● **Task goal**:
Extract every entry word for word. Skip the pictures.

##### Given data

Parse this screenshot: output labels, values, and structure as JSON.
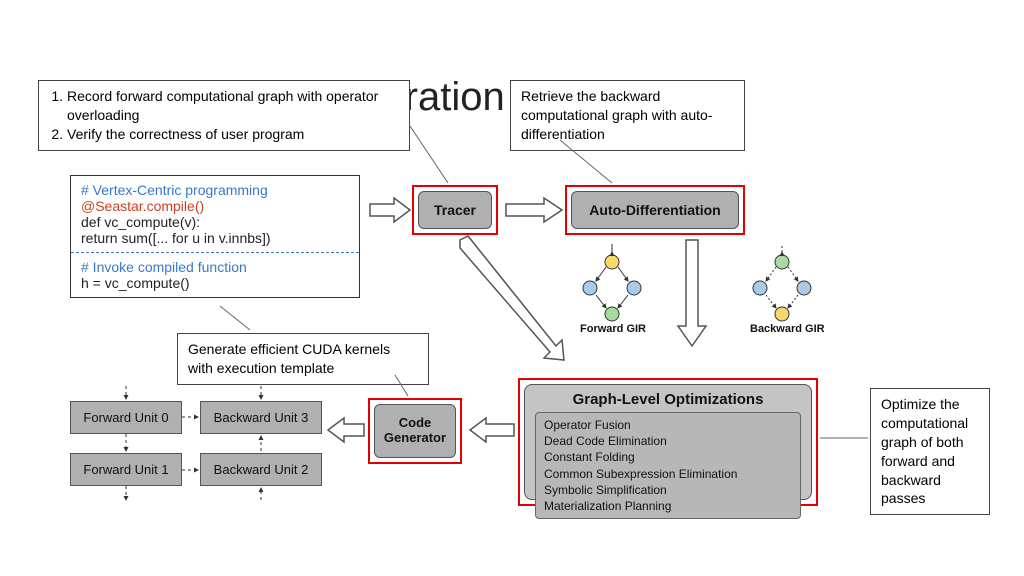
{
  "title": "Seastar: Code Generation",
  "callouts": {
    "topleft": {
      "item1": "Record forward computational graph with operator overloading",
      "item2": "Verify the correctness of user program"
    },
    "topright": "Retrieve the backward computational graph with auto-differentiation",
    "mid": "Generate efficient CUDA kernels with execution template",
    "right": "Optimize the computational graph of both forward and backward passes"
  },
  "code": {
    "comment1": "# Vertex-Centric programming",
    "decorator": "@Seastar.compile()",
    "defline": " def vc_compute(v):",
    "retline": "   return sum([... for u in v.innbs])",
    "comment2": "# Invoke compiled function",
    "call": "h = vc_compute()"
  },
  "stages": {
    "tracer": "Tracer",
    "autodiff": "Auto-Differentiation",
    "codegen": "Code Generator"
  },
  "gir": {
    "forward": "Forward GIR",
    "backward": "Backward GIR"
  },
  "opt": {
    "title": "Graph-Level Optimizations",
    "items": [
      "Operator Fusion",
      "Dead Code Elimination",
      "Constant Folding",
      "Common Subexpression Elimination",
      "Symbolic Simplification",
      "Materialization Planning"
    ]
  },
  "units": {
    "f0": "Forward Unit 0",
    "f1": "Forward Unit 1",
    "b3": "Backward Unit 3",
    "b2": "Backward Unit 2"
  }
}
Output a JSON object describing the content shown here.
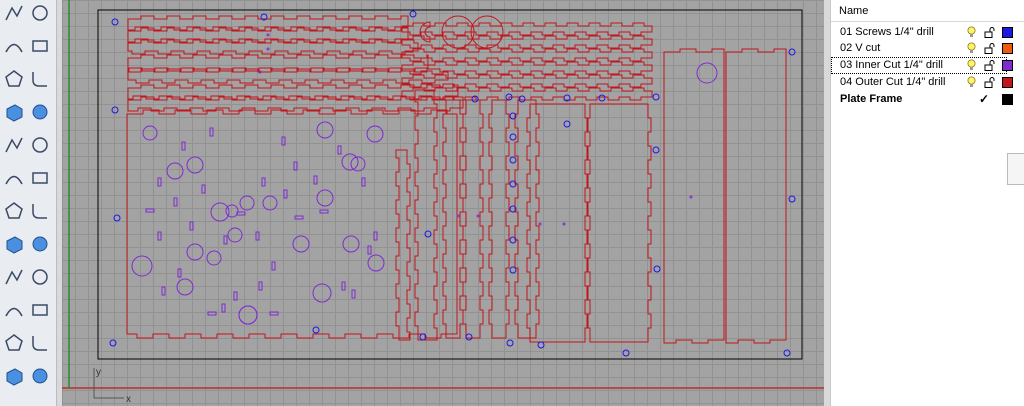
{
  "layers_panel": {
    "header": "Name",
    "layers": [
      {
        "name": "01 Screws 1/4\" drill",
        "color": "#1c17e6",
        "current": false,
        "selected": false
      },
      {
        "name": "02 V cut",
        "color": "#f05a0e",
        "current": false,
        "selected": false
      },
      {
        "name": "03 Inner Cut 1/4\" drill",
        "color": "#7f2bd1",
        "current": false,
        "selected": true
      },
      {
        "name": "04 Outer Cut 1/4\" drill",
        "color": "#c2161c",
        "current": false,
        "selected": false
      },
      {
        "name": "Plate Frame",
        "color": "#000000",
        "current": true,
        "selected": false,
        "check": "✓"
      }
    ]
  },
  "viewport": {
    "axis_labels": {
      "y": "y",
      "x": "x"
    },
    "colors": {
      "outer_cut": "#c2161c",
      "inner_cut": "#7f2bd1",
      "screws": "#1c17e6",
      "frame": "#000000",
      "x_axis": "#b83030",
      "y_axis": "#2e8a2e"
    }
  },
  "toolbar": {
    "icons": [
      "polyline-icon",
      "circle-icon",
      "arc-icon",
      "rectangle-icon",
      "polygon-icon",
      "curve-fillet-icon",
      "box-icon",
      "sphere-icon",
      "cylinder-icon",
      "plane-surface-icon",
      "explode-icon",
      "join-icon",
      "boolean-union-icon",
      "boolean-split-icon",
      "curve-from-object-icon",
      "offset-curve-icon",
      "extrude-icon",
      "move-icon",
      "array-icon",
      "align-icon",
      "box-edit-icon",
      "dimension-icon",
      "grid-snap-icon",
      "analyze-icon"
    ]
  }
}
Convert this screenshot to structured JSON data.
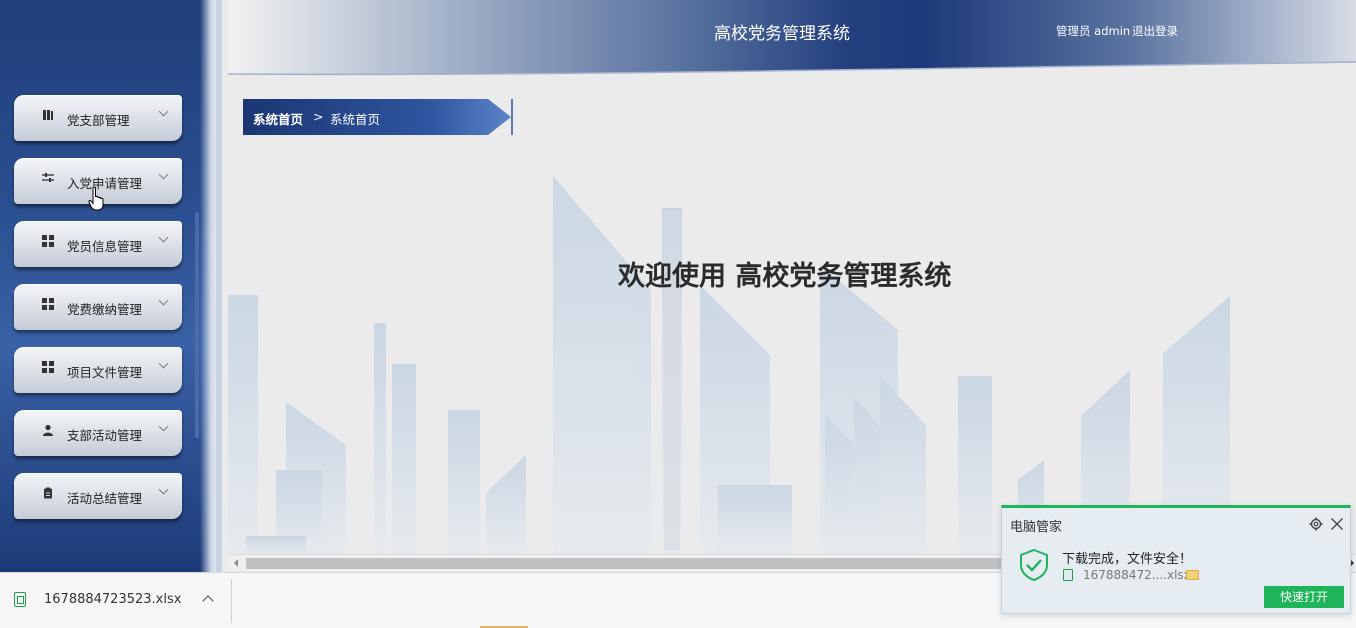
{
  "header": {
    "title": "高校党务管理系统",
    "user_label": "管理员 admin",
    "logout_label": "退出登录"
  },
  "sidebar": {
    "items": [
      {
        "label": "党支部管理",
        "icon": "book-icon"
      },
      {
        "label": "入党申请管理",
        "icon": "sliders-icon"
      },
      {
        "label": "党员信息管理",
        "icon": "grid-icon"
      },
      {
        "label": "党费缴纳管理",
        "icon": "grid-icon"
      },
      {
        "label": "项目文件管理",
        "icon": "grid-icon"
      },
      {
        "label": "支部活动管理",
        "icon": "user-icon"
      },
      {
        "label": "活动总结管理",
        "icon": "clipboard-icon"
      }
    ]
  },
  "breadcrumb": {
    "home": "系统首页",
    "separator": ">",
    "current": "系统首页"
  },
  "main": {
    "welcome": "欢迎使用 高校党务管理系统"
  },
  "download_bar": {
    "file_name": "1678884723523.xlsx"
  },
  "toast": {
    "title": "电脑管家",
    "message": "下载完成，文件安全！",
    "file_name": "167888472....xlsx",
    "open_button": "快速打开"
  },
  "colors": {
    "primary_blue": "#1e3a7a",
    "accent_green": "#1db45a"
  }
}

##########

● **Exercise response**:
Parse this screenshot: output labels, values, and structure as JSON.
{
  "title": "Seastar: Code Generation",
  "callouts": {
    "topleft": {
      "item1": "Record forward computational graph with operator overloading",
      "item2": "Verify the correctness of user program"
    },
    "topright": "Retrieve the backward computational graph with auto-differentiation",
    "mid": "Generate efficient CUDA kernels with execution template",
    "right": "Optimize the computational graph of both forward and backward passes"
  },
  "code": {
    "comment1": "# Vertex-Centric programming",
    "decorator": "@Seastar.compile()",
    "defline": " def vc_compute(v):",
    "retline": "   return sum([... for u in v.innbs])",
    "comment2": "# Invoke compiled function",
    "call": "h = vc_compute()"
  },
  "stages": {
    "tracer": "Tracer",
    "autodiff": "Auto-Differentiation",
    "codegen": "Code Generator"
  },
  "gir": {
    "forward": "Forward GIR",
    "backward": "Backward GIR"
  },
  "opt": {
    "title": "Graph-Level Optimizations",
    "items": [
      "Operator Fusion",
      "Dead Code Elimination",
      "Constant Folding",
      "Common Subexpression Elimination",
      "Symbolic Simplification",
      "Materialization Planning"
    ]
  },
  "units": {
    "f0": "Forward Unit 0",
    "f1": "Forward Unit 1",
    "b3": "Backward Unit 3",
    "b2": "Backward Unit 2"
  }
}
Output a JSON object describing the content shown here.
{
  "layers_panel": {
    "header": "Name",
    "layers": [
      {
        "name": "01 Screws 1/4\" drill",
        "color": "#1c17e6",
        "current": false,
        "selected": false
      },
      {
        "name": "02 V cut",
        "color": "#f05a0e",
        "current": false,
        "selected": false
      },
      {
        "name": "03 Inner Cut 1/4\" drill",
        "color": "#7f2bd1",
        "current": false,
        "selected": true
      },
      {
        "name": "04 Outer Cut 1/4\" drill",
        "color": "#c2161c",
        "current": false,
        "selected": false
      },
      {
        "name": "Plate Frame",
        "color": "#000000",
        "current": true,
        "selected": false,
        "check": "✓"
      }
    ]
  },
  "viewport": {
    "axis_labels": {
      "y": "y",
      "x": "x"
    },
    "colors": {
      "outer_cut": "#c2161c",
      "inner_cut": "#7f2bd1",
      "screws": "#1c17e6",
      "frame": "#000000",
      "x_axis": "#b83030",
      "y_axis": "#2e8a2e"
    }
  },
  "toolbar": {
    "icons": [
      "polyline-icon",
      "circle-icon",
      "arc-icon",
      "rectangle-icon",
      "polygon-icon",
      "curve-fillet-icon",
      "box-icon",
      "sphere-icon",
      "cylinder-icon",
      "plane-surface-icon",
      "explode-icon",
      "join-icon",
      "boolean-union-icon",
      "boolean-split-icon",
      "curve-from-object-icon",
      "offset-curve-icon",
      "extrude-icon",
      "move-icon",
      "array-icon",
      "align-icon",
      "box-edit-icon",
      "dimension-icon",
      "grid-snap-icon",
      "analyze-icon"
    ]
  }
}
Convert this screenshot to structured JSON data.
{
  "header": {
    "title": "高校党务管理系统",
    "user_label": "管理员 admin",
    "logout_label": "退出登录"
  },
  "sidebar": {
    "items": [
      {
        "label": "党支部管理",
        "icon": "book-icon"
      },
      {
        "label": "入党申请管理",
        "icon": "sliders-icon"
      },
      {
        "label": "党员信息管理",
        "icon": "grid-icon"
      },
      {
        "label": "党费缴纳管理",
        "icon": "grid-icon"
      },
      {
        "label": "项目文件管理",
        "icon": "grid-icon"
      },
      {
        "label": "支部活动管理",
        "icon": "user-icon"
      },
      {
        "label": "活动总结管理",
        "icon": "clipboard-icon"
      }
    ]
  },
  "breadcrumb": {
    "home": "系统首页",
    "separator": ">",
    "current": "系统首页"
  },
  "main": {
    "welcome": "欢迎使用 高校党务管理系统"
  },
  "download_bar": {
    "file_name": "1678884723523.xlsx"
  },
  "toast": {
    "title": "电脑管家",
    "message": "下载完成，文件安全！",
    "file_name": "167888472....xlsx",
    "open_button": "快速打开"
  },
  "colors": {
    "primary_blue": "#1e3a7a",
    "accent_green": "#1db45a"
  }
}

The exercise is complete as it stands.